Advanced Micro Devices and Fujitsu have made a grab for the number two spot in the flash memory market by agreeing to expand their ten year old manufacturing joint venture into a full-fledged company with its own R&D and marketing operations. The move raises questions about AMD's longer term strategy, and spinning off the flash business remains an option.
The expanded joint venture, dubbed FASL LLC, will be split 60:40 between AMD and Fujitsu. The operation will begin its life with assets worth upwards of $2.5 billion, although it will also inherit some liabilities too. A brand name for the company will be decided later this year.
AMD and Fujitsu will be sole distributors of the joint venture's products, with AMD responsible for the US and Europe, Fujitsu handling Japan, and Asia-Pacific split between the two companies.
Hector Ruiz, AMD's president and CEO, predicted that combining the two businesses would improve their overall profitability, as it would expand efficiencies beyond those already achieved in manufacturing.
However, Mr Ruiz would not give any detailed comments on the financial implications of the combination. Neither would he comment on longer-term plans, such as the potential for AMD to increase its holding. He said, "There are no plans to effect any kind of spin off of this company."
Mr Ruiz also deflected suggestions that moving AMD's flash R&D into a separate company was swimming against the market tide. Intel has been making great play of its abilities to combine logic and flash, for example in products targeted at the wireless market. AMD has its own line of processors targeted at wireless and other flash hungry applications.
Mr Ruiz argued that Intel's strategy was inwards looking, focusing on pushing its technology as a package. AMD, by implication, will be better placed to push integration of its flash products with processors from a variety of vendors.
The move will prompt questions over where AMD sees its long-term future. Earlier this year AMD signed a deal with IBM, which will see the companies collaborate on process technology for 65nm and 45nm products. Despite Mr Ruiz' comments, a complete spin-off of the flash business has to be an option, leaving AMD with a microprocessor business that is closely tied to IBM's own developments in this area.
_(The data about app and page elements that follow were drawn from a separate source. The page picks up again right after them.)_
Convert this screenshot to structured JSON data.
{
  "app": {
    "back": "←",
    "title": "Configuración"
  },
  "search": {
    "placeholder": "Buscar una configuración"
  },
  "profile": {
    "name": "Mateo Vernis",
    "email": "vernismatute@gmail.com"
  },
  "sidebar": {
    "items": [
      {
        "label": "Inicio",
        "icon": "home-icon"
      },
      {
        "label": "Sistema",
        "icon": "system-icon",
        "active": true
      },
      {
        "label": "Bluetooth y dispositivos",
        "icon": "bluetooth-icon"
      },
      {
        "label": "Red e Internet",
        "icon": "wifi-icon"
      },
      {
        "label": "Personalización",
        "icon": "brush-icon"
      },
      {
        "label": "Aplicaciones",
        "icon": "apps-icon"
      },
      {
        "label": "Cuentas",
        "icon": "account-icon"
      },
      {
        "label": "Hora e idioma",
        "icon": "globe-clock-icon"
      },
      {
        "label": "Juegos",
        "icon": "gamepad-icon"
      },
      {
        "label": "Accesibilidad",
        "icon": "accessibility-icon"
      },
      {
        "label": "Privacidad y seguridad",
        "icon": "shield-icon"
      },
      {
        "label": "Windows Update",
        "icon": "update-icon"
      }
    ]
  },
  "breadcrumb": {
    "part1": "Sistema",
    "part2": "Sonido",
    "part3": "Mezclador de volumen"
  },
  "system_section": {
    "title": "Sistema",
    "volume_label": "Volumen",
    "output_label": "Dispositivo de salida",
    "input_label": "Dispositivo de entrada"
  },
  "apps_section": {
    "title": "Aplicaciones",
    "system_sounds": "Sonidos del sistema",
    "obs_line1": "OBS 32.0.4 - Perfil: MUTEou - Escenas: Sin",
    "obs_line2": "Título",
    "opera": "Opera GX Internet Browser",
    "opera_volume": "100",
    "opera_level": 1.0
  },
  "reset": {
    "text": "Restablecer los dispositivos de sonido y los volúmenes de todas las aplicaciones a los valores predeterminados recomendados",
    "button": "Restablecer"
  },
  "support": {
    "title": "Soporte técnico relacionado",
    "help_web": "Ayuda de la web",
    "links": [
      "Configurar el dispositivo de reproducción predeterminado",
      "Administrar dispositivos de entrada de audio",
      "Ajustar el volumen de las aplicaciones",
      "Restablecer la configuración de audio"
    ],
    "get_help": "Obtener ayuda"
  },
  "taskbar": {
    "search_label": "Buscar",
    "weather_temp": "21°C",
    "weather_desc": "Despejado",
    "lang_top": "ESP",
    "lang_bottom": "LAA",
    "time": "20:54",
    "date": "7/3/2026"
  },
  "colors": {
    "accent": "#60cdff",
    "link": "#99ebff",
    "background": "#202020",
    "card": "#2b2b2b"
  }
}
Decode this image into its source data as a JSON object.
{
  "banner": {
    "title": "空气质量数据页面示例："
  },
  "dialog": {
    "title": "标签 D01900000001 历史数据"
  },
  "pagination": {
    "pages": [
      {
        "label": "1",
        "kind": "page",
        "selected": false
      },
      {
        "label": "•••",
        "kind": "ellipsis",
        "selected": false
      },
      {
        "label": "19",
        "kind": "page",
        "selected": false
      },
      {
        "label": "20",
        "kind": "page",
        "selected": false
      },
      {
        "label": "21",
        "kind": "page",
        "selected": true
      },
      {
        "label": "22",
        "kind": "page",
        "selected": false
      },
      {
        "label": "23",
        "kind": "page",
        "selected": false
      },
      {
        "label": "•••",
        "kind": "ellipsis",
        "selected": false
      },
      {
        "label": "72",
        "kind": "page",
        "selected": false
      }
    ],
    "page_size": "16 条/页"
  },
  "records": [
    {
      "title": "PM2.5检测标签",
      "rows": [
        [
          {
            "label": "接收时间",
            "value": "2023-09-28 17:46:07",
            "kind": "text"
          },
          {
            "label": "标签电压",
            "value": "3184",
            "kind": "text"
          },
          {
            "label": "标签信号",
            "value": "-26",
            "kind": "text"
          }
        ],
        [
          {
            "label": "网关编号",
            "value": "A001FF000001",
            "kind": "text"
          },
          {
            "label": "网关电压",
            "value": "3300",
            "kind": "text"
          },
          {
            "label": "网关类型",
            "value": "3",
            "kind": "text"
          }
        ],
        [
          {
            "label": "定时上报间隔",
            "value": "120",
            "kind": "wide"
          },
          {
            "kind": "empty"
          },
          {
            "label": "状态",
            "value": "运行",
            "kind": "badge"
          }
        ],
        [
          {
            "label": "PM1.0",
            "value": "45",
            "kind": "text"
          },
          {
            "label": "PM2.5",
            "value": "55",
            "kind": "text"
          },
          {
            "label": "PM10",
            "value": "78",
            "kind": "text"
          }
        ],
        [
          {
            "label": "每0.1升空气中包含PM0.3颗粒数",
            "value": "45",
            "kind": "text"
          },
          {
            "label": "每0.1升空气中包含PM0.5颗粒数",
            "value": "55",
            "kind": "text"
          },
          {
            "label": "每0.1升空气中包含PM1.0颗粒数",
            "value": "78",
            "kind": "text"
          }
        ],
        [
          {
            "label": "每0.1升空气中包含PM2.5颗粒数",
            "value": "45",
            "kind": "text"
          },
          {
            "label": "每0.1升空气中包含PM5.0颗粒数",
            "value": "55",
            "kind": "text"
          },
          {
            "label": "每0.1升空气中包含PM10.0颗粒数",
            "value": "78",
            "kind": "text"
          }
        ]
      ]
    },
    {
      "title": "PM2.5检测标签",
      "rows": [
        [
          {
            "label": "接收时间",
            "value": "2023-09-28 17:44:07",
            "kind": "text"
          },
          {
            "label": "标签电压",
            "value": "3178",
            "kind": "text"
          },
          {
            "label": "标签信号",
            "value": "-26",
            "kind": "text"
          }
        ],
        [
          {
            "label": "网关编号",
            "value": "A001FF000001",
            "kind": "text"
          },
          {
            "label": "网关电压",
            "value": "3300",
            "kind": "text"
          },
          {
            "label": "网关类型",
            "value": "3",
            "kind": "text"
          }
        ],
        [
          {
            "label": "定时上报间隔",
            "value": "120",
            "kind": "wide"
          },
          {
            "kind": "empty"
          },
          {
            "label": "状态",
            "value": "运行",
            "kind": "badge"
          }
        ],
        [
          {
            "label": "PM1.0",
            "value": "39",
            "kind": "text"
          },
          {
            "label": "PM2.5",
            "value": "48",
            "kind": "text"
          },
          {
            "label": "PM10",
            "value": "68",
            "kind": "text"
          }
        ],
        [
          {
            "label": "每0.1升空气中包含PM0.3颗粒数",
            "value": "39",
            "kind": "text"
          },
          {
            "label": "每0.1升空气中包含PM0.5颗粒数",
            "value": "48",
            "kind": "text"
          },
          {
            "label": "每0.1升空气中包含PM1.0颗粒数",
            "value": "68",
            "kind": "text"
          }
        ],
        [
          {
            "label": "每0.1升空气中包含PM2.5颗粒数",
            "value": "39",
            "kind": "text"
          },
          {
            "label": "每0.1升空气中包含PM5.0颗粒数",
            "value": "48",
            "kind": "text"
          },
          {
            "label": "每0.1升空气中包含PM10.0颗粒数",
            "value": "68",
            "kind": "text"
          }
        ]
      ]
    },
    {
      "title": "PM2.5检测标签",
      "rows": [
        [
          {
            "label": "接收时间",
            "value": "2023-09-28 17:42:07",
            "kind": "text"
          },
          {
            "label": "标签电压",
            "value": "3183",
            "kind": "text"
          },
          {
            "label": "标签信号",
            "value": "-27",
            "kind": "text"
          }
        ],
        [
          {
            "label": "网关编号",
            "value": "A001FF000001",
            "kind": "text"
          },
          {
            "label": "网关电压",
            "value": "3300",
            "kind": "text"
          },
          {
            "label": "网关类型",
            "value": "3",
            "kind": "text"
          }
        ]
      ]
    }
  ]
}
You can download a FREE technology report at www.dmfreereports.com